----- Dataset excerpts

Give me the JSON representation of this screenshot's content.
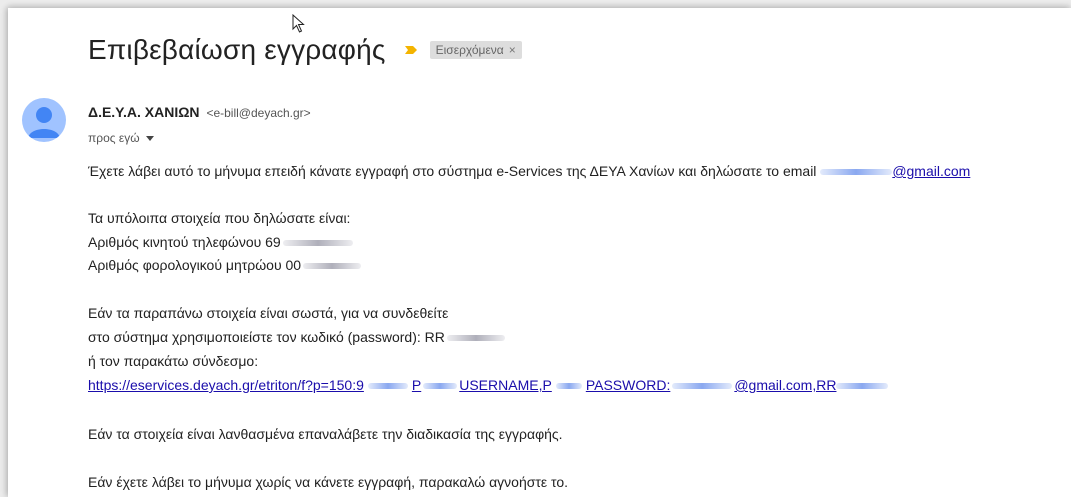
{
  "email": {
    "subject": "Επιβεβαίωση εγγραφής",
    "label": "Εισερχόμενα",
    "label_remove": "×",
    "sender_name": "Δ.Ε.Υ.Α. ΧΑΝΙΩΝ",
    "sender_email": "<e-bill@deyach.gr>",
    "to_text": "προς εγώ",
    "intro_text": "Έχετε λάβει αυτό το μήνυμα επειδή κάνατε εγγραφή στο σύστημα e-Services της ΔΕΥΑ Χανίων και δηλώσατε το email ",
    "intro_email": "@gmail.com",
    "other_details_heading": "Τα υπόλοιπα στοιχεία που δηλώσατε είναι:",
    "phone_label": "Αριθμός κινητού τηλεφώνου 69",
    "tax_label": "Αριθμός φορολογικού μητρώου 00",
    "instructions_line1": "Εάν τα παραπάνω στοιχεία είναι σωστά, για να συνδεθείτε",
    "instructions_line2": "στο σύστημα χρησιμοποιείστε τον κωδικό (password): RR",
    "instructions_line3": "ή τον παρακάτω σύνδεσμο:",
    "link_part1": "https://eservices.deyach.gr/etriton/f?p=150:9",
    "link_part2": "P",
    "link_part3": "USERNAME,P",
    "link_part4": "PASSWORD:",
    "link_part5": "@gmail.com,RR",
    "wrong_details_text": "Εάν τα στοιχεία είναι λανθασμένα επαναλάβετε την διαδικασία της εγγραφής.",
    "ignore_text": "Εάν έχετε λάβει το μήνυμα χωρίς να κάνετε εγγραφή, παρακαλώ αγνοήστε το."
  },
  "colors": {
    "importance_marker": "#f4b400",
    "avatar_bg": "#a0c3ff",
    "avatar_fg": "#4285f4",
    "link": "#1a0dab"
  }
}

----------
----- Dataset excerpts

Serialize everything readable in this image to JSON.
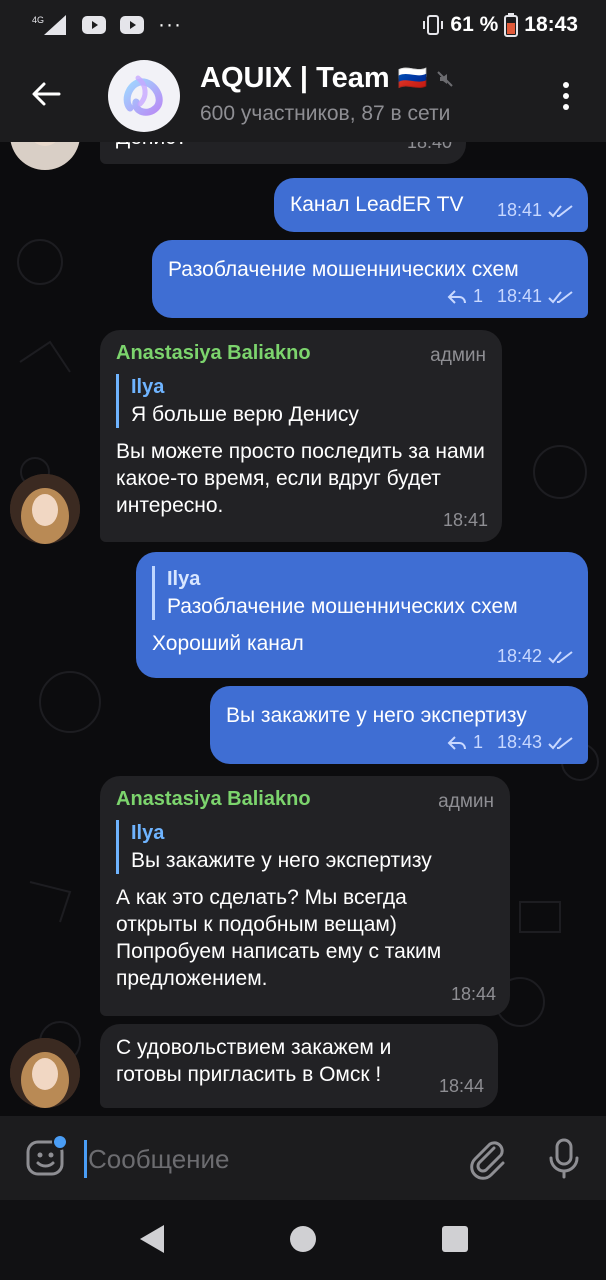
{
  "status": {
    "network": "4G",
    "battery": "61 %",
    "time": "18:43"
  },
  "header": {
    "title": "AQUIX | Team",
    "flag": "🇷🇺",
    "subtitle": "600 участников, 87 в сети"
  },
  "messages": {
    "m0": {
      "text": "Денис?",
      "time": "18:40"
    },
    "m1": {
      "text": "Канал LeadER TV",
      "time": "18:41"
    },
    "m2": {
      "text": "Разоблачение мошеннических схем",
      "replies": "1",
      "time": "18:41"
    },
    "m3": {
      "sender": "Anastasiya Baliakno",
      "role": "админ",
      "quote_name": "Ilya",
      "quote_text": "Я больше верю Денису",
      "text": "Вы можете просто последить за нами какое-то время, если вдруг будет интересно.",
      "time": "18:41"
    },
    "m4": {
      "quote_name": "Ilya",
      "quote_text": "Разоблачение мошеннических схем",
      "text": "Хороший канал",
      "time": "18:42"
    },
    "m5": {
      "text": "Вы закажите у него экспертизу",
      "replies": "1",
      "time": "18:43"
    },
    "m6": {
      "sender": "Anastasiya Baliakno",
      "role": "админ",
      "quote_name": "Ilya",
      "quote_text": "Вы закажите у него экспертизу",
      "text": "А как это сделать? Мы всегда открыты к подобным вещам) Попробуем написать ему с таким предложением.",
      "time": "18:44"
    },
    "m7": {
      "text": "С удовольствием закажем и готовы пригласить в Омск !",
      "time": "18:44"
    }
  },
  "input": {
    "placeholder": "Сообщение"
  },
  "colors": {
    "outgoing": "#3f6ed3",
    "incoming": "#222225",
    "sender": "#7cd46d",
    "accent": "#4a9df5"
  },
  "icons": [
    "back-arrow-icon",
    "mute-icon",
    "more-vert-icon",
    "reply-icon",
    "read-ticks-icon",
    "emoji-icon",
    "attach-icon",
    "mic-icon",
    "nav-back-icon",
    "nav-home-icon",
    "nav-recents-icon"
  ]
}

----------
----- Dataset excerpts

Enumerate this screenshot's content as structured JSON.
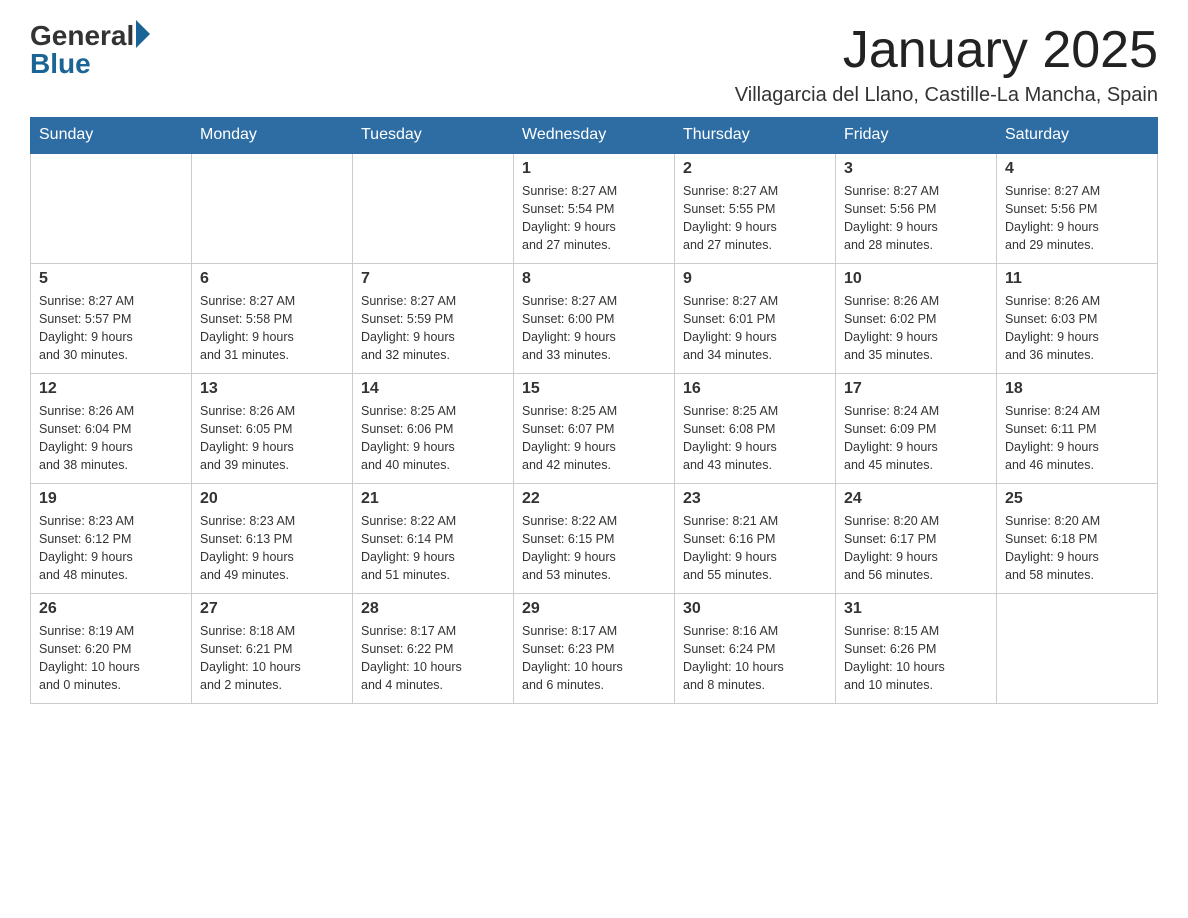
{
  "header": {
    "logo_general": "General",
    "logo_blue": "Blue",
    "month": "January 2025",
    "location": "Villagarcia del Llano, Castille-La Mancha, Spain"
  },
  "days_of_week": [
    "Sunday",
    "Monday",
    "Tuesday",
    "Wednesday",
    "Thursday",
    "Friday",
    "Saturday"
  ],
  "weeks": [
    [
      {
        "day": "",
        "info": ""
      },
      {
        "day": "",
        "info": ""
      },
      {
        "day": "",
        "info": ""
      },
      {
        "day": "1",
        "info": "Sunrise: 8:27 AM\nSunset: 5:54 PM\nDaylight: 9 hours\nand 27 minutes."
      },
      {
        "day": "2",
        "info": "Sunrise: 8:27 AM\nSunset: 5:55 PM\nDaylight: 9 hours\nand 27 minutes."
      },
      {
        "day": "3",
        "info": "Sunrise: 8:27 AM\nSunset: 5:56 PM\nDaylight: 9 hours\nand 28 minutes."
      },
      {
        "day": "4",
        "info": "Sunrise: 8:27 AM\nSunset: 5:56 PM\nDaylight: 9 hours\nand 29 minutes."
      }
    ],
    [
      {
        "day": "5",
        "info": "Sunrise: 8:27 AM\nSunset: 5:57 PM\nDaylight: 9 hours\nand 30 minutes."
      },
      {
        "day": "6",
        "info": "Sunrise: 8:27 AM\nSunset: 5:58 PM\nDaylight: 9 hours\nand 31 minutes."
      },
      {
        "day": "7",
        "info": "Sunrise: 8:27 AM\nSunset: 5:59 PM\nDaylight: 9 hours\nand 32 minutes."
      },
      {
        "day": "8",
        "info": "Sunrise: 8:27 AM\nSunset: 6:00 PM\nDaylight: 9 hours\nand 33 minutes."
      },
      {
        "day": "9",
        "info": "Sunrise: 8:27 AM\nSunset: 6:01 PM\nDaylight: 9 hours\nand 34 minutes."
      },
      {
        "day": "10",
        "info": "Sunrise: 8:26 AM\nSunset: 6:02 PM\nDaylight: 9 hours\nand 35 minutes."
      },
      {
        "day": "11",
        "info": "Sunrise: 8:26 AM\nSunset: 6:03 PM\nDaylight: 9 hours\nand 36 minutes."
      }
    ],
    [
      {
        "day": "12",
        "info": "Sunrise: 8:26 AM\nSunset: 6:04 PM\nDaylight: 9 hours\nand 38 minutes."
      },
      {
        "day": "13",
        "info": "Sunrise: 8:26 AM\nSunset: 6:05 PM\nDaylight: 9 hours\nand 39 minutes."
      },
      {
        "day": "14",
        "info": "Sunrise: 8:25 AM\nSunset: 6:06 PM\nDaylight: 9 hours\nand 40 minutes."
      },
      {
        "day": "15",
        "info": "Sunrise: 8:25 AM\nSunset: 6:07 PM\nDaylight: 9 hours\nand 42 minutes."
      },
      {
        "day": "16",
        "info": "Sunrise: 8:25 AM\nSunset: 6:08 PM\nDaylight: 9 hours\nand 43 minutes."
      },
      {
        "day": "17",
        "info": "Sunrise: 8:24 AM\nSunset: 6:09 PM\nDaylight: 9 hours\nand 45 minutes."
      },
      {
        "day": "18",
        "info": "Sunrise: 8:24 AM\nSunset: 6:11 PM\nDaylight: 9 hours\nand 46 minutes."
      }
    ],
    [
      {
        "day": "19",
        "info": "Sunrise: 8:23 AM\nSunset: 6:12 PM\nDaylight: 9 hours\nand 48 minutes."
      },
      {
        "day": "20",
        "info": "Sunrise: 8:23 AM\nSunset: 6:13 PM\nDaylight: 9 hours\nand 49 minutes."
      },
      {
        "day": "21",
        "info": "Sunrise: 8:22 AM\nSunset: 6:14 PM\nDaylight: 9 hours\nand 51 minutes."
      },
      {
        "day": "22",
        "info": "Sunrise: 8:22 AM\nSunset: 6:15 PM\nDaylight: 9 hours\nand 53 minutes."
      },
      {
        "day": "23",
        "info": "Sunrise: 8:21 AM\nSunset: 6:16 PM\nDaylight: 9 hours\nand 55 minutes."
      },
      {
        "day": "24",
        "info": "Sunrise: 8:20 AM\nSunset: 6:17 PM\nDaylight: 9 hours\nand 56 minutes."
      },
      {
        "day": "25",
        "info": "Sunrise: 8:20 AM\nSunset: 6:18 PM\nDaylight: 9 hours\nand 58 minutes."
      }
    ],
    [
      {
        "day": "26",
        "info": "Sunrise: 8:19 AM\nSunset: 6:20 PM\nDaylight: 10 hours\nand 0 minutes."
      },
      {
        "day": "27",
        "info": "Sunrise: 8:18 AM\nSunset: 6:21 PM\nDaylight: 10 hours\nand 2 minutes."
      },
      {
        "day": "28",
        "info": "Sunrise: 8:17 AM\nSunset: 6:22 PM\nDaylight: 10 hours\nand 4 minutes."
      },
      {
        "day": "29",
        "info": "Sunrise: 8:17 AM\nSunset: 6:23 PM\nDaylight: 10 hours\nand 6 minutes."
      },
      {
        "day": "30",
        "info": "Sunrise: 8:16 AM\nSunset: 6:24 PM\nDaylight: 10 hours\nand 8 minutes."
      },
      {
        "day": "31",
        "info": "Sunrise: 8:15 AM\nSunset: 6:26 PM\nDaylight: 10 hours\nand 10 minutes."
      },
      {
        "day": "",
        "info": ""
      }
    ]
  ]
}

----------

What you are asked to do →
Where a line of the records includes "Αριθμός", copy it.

Your response →
    "phone_label": "Αριθμός κινητού τηλεφώνου 69",
    "tax_label": "Αριθμός φορολογικού μητρώου 00",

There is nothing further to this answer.